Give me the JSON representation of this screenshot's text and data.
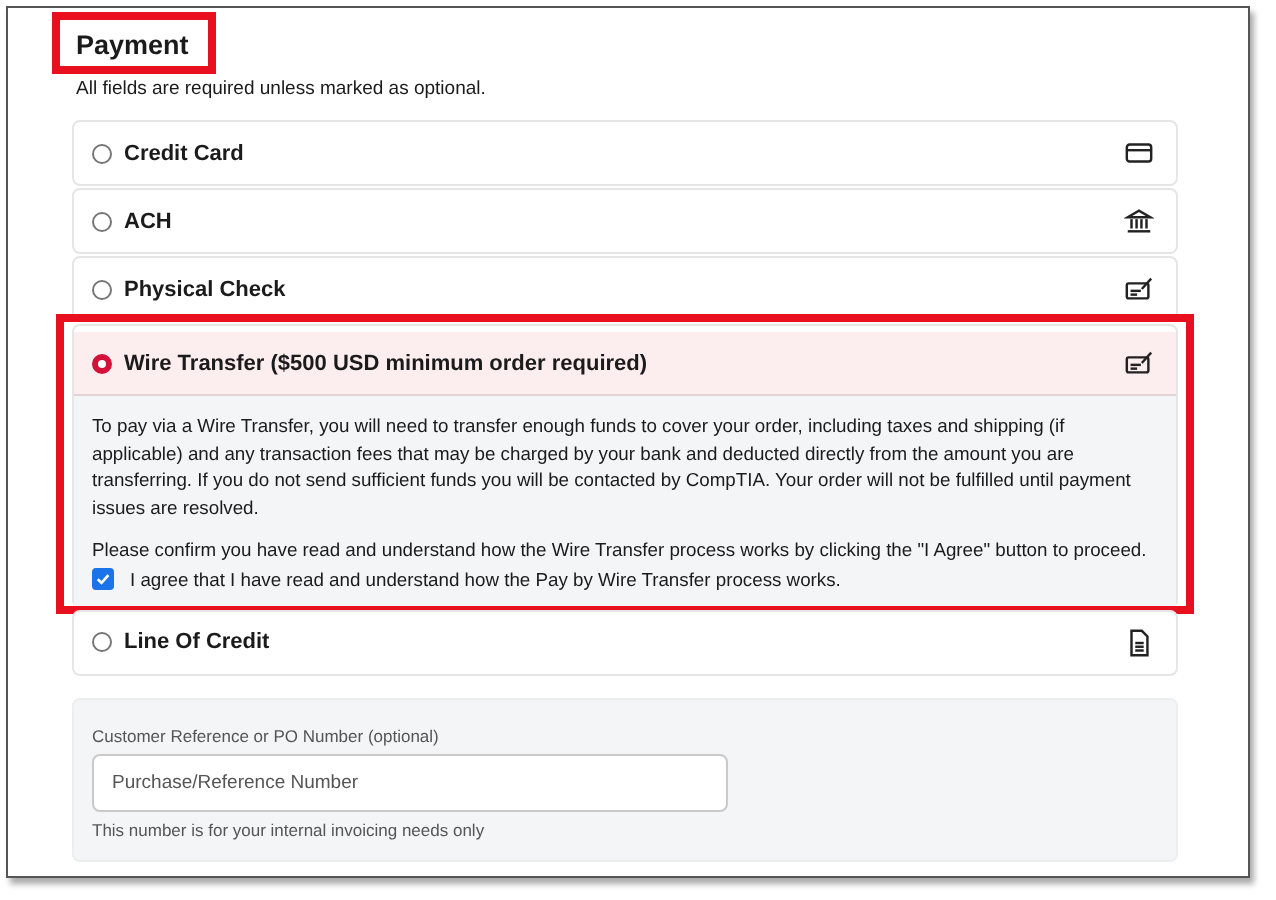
{
  "heading": {
    "text": "Payment",
    "highlighted": true
  },
  "note": "All fields are required unless marked as optional.",
  "options": [
    {
      "label": "Credit Card",
      "kind": "card",
      "selected": false,
      "highlighted": false
    },
    {
      "label": "ACH",
      "kind": "bank",
      "selected": false,
      "highlighted": false
    },
    {
      "label": "Physical Check",
      "kind": "check",
      "selected": false,
      "highlighted": false
    },
    {
      "label": "Wire Transfer ($500 USD minimum order required)",
      "kind": "check",
      "selected": true,
      "highlighted": true,
      "details": [
        "To pay via a Wire Transfer, you will need to transfer enough funds to cover your order, including taxes and shipping (if applicable) and any transaction fees that may be charged by your bank and deducted directly from the amount you are transferring. If you do not send sufficient funds you will be contacted by CompTIA. Your order will not be fulfilled until payment issues are resolved.",
        "Please confirm you have read and understand how the Wire Transfer process works by clicking the \"I Agree\" button to proceed."
      ],
      "agreement": {
        "label": "I agree that I have read and understand how the Pay by Wire Transfer process works.",
        "checked": true
      }
    },
    {
      "label": "Line Of Credit",
      "kind": "document",
      "selected": false,
      "highlighted": false
    }
  ],
  "reference": {
    "label": "Customer Reference or PO Number (optional)",
    "placeholder": "Purchase/Reference Number",
    "help": "This number is for your internal invoicing needs only"
  }
}
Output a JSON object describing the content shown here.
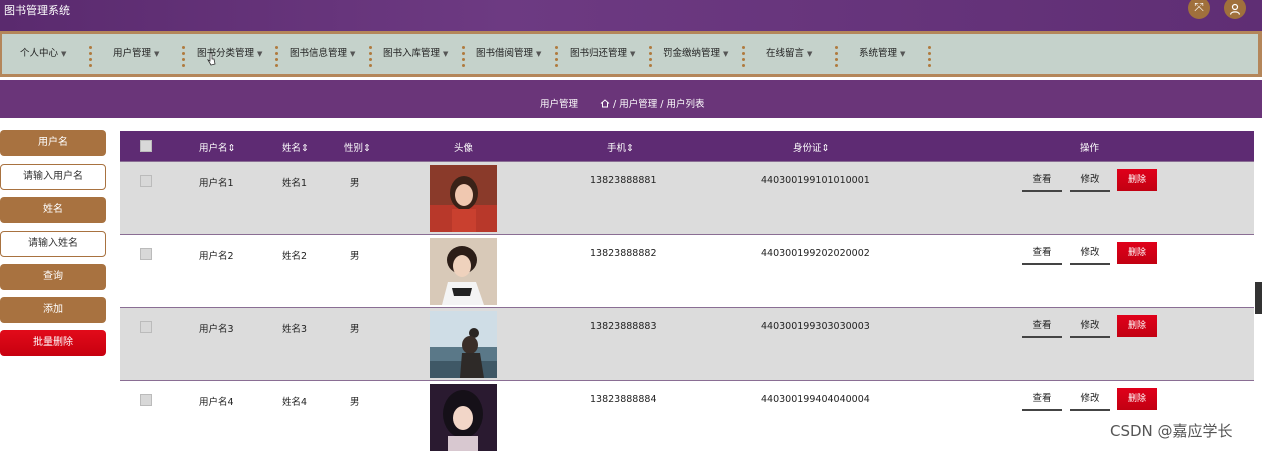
{
  "app": {
    "title": "图书管理系统"
  },
  "header_icons": [
    "fullscreen-icon",
    "user-icon"
  ],
  "menu": [
    {
      "label": "个人中心"
    },
    {
      "label": "用户管理"
    },
    {
      "label": "图书分类管理"
    },
    {
      "label": "图书信息管理"
    },
    {
      "label": "图书入库管理"
    },
    {
      "label": "图书借阅管理"
    },
    {
      "label": "图书归还管理"
    },
    {
      "label": "罚金缴纳管理"
    },
    {
      "label": "在线留言"
    },
    {
      "label": "系统管理"
    }
  ],
  "page": {
    "title": "用户管理",
    "breadcrumb": "/ 用户管理 / 用户列表"
  },
  "sidebar": {
    "username_label": "用户名",
    "username_placeholder": "请输入用户名",
    "name_label": "姓名",
    "name_placeholder": "请输入姓名",
    "query": "查询",
    "add": "添加",
    "batch_delete": "批量删除"
  },
  "table": {
    "headers": {
      "username": "用户名",
      "name": "姓名",
      "gender": "性别",
      "avatar": "头像",
      "phone": "手机",
      "id_card": "身份证",
      "actions": "操作"
    },
    "sort_glyph": "⇕",
    "rows": [
      {
        "username": "用户名1",
        "name": "姓名1",
        "gender": "男",
        "phone": "13823888881",
        "id_card": "440300199101010001"
      },
      {
        "username": "用户名2",
        "name": "姓名2",
        "gender": "男",
        "phone": "13823888882",
        "id_card": "440300199202020002"
      },
      {
        "username": "用户名3",
        "name": "姓名3",
        "gender": "男",
        "phone": "13823888883",
        "id_card": "440300199303030003"
      },
      {
        "username": "用户名4",
        "name": "姓名4",
        "gender": "男",
        "phone": "13823888884",
        "id_card": "440300199404040004"
      }
    ],
    "actions": {
      "view": "查看",
      "edit": "修改",
      "delete": "删除"
    }
  },
  "watermark": "CSDN @嘉应学长",
  "colors": {
    "header_purple": "#5e2b73",
    "accent_brown": "#a87240",
    "delete_red": "#d0001a",
    "menu_bg": "#c5d2cb"
  }
}
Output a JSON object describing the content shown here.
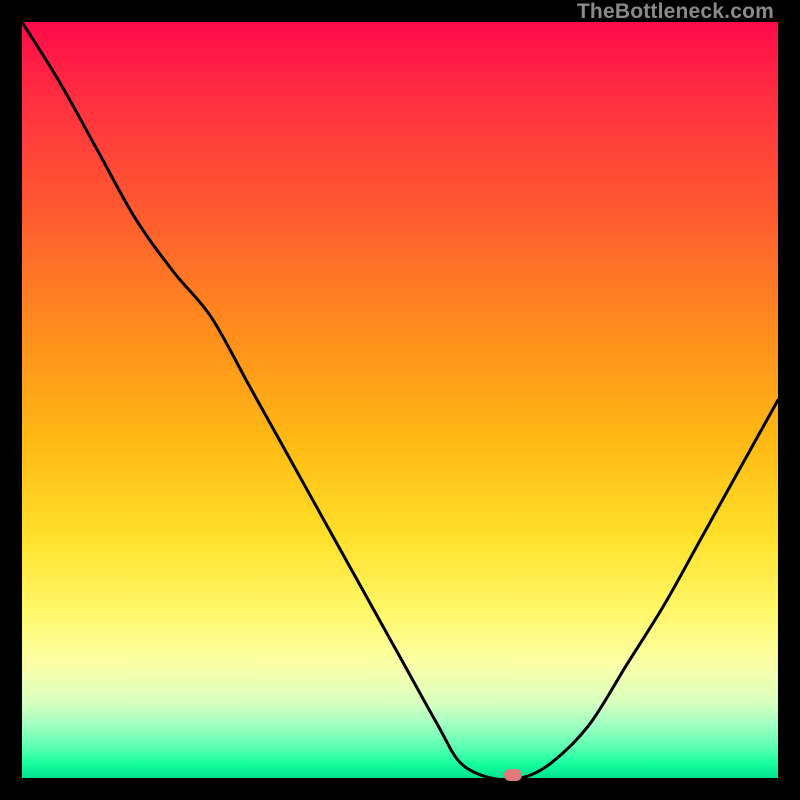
{
  "watermark": "TheBottleneck.com",
  "marker_color": "#e07a7a",
  "chart_data": {
    "type": "line",
    "title": "",
    "xlabel": "",
    "ylabel": "",
    "x": [
      0.0,
      0.05,
      0.1,
      0.15,
      0.2,
      0.25,
      0.3,
      0.35,
      0.4,
      0.45,
      0.5,
      0.55,
      0.58,
      0.62,
      0.66,
      0.7,
      0.75,
      0.8,
      0.85,
      0.9,
      0.95,
      1.0
    ],
    "values": [
      1.0,
      0.92,
      0.83,
      0.74,
      0.67,
      0.61,
      0.52,
      0.43,
      0.34,
      0.25,
      0.16,
      0.07,
      0.02,
      0.0,
      0.0,
      0.02,
      0.07,
      0.15,
      0.23,
      0.32,
      0.41,
      0.5
    ],
    "ylim": [
      0,
      1
    ],
    "xlim": [
      0,
      1
    ],
    "marker_x": 0.65,
    "marker_y": 0.0,
    "notes": "V-shaped bottleneck curve over a vertical red→green gradient. x and y are normalized to the plot rectangle; y=0 is the bottom (green), y=1 is the top (red)."
  }
}
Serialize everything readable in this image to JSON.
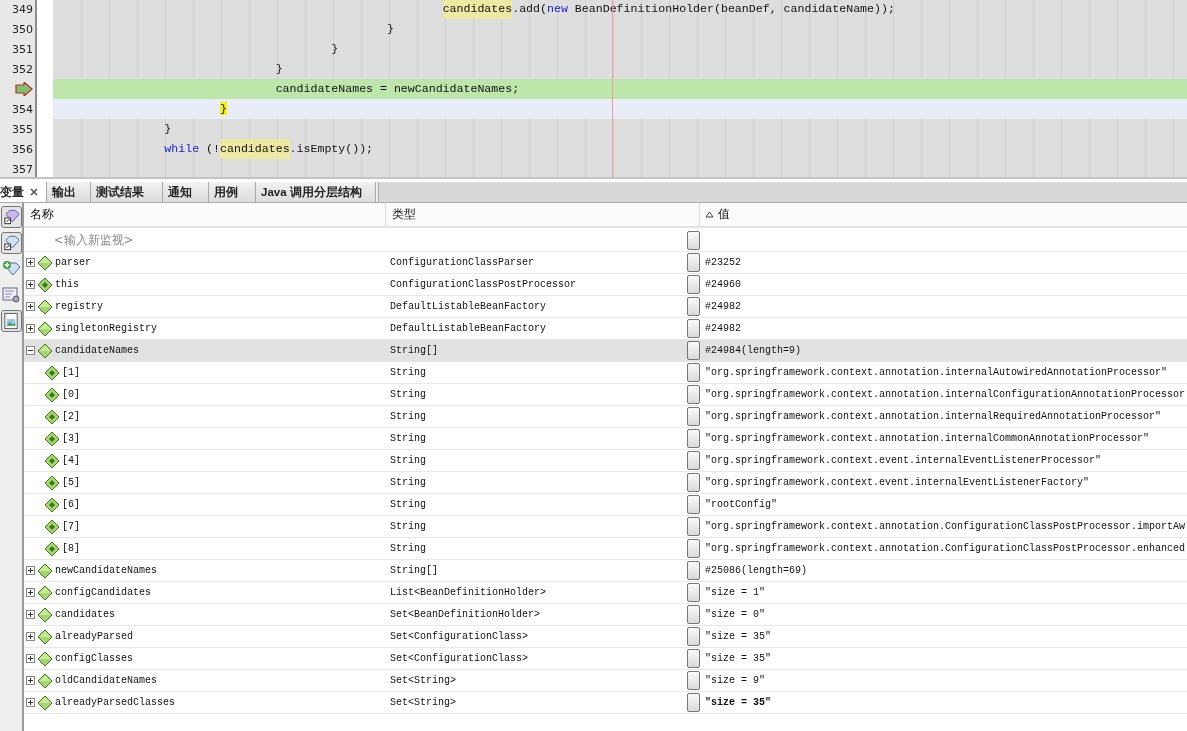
{
  "editor": {
    "lines": [
      {
        "number": "349",
        "current": false,
        "caret": false,
        "segments": [
          {
            "text": "                                                        candidates",
            "kind": "mark"
          },
          {
            "text": ".add(",
            "kind": "plain"
          },
          {
            "text": "new",
            "kind": "keyword"
          },
          {
            "text": " BeanDefinitionHolder(beanDef, candidateName));",
            "kind": "plain"
          }
        ]
      },
      {
        "number": "350",
        "current": false,
        "caret": false,
        "segments": [
          {
            "text": "                                                }",
            "kind": "plain"
          }
        ]
      },
      {
        "number": "351",
        "current": false,
        "caret": false,
        "segments": [
          {
            "text": "                                        }",
            "kind": "plain"
          }
        ]
      },
      {
        "number": "352",
        "current": false,
        "caret": false,
        "segments": [
          {
            "text": "                                }",
            "kind": "plain"
          }
        ]
      },
      {
        "current": true,
        "caret": false,
        "segments": [
          {
            "text": "                                candidateNames = newCandidateNames;",
            "kind": "plain"
          }
        ]
      },
      {
        "number": "354",
        "current": false,
        "caret": true,
        "segments": [
          {
            "text": "                        }",
            "kind": "brace"
          }
        ]
      },
      {
        "number": "355",
        "current": false,
        "caret": false,
        "segments": [
          {
            "text": "                }",
            "kind": "plain"
          }
        ]
      },
      {
        "number": "356",
        "current": false,
        "caret": false,
        "segments": [
          {
            "text": "                while",
            "kind": "keyword"
          },
          {
            "text": " (!",
            "kind": "plain"
          },
          {
            "text": "candidates",
            "kind": "mark"
          },
          {
            "text": ".isEmpty());",
            "kind": "plain"
          }
        ]
      },
      {
        "number": "357",
        "current": false,
        "caret": false
      }
    ]
  },
  "tabs": [
    {
      "label": "变量",
      "selected": true
    },
    {
      "label": "输出",
      "selected": false
    },
    {
      "label": "测试结果",
      "selected": false
    },
    {
      "label": "通知",
      "selected": false
    },
    {
      "label": "用例",
      "selected": false
    },
    {
      "label": "Java 调用分层结构",
      "selected": false
    }
  ],
  "variables": {
    "columns": [
      "名称",
      "类型",
      "值"
    ],
    "watch_placeholder": "<输入新监视>",
    "rows": [
      {
        "name": "parser",
        "type": "ConfigurationClassParser",
        "value": "#23252",
        "kind": "field",
        "expanded": false,
        "selected": false,
        "changed": false
      },
      {
        "name": "this",
        "type": "ConfigurationClassPostProcessor",
        "value": "#24960",
        "kind": "element",
        "expanded": false,
        "selected": false,
        "changed": false
      },
      {
        "name": "registry",
        "type": "DefaultListableBeanFactory",
        "value": "#24982",
        "kind": "field",
        "expanded": false,
        "selected": false,
        "changed": false
      },
      {
        "name": "singletonRegistry",
        "type": "DefaultListableBeanFactory",
        "value": "#24982",
        "kind": "field",
        "expanded": false,
        "selected": false,
        "changed": false
      },
      {
        "name": "candidateNames",
        "type": "String[]",
        "value": "#24984(length=9)",
        "kind": "field",
        "expanded": true,
        "selected": true,
        "changed": false,
        "children": [
          {
            "name": "[1]",
            "type": "String",
            "value": "\"org.springframework.context.annotation.internalAutowiredAnnotationProcessor\"",
            "kind": "element"
          },
          {
            "name": "[0]",
            "type": "String",
            "value": "\"org.springframework.context.annotation.internalConfigurationAnnotationProcessor",
            "kind": "element"
          },
          {
            "name": "[2]",
            "type": "String",
            "value": "\"org.springframework.context.annotation.internalRequiredAnnotationProcessor\"",
            "kind": "element"
          },
          {
            "name": "[3]",
            "type": "String",
            "value": "\"org.springframework.context.annotation.internalCommonAnnotationProcessor\"",
            "kind": "element"
          },
          {
            "name": "[4]",
            "type": "String",
            "value": "\"org.springframework.context.event.internalEventListenerProcessor\"",
            "kind": "element"
          },
          {
            "name": "[5]",
            "type": "String",
            "value": "\"org.springframework.context.event.internalEventListenerFactory\"",
            "kind": "element"
          },
          {
            "name": "[6]",
            "type": "String",
            "value": "\"rootConfig\"",
            "kind": "element"
          },
          {
            "name": "[7]",
            "type": "String",
            "value": "\"org.springframework.context.annotation.ConfigurationClassPostProcessor.importAw",
            "kind": "element"
          },
          {
            "name": "[8]",
            "type": "String",
            "value": "\"org.springframework.context.annotation.ConfigurationClassPostProcessor.enhanced",
            "kind": "element"
          }
        ]
      },
      {
        "name": "newCandidateNames",
        "type": "String[]",
        "value": "#25086(length=69)",
        "kind": "field",
        "expanded": false,
        "selected": false,
        "changed": false
      },
      {
        "name": "configCandidates",
        "type": "List<BeanDefinitionHolder>",
        "value": "\"size = 1\"",
        "kind": "field",
        "expanded": false,
        "selected": false,
        "changed": false
      },
      {
        "name": "candidates",
        "type": "Set<BeanDefinitionHolder>",
        "value": "\"size = 0\"",
        "kind": "field",
        "expanded": false,
        "selected": false,
        "changed": false
      },
      {
        "name": "alreadyParsed",
        "type": "Set<ConfigurationClass>",
        "value": "\"size = 35\"",
        "kind": "field",
        "expanded": false,
        "selected": false,
        "changed": false
      },
      {
        "name": "configClasses",
        "type": "Set<ConfigurationClass>",
        "value": "\"size = 35\"",
        "kind": "field",
        "expanded": false,
        "selected": false,
        "changed": false
      },
      {
        "name": "oldCandidateNames",
        "type": "Set<String>",
        "value": "\"size = 9\"",
        "kind": "field",
        "expanded": false,
        "selected": false,
        "changed": false
      },
      {
        "name": "alreadyParsedClasses",
        "type": "Set<String>",
        "value": "\"size = 35\"",
        "kind": "field",
        "expanded": false,
        "selected": false,
        "changed": true
      }
    ]
  }
}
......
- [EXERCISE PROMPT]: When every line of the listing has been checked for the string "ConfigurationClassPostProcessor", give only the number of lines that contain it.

- [SOLUTION FOR THIS EXERCISE]: 3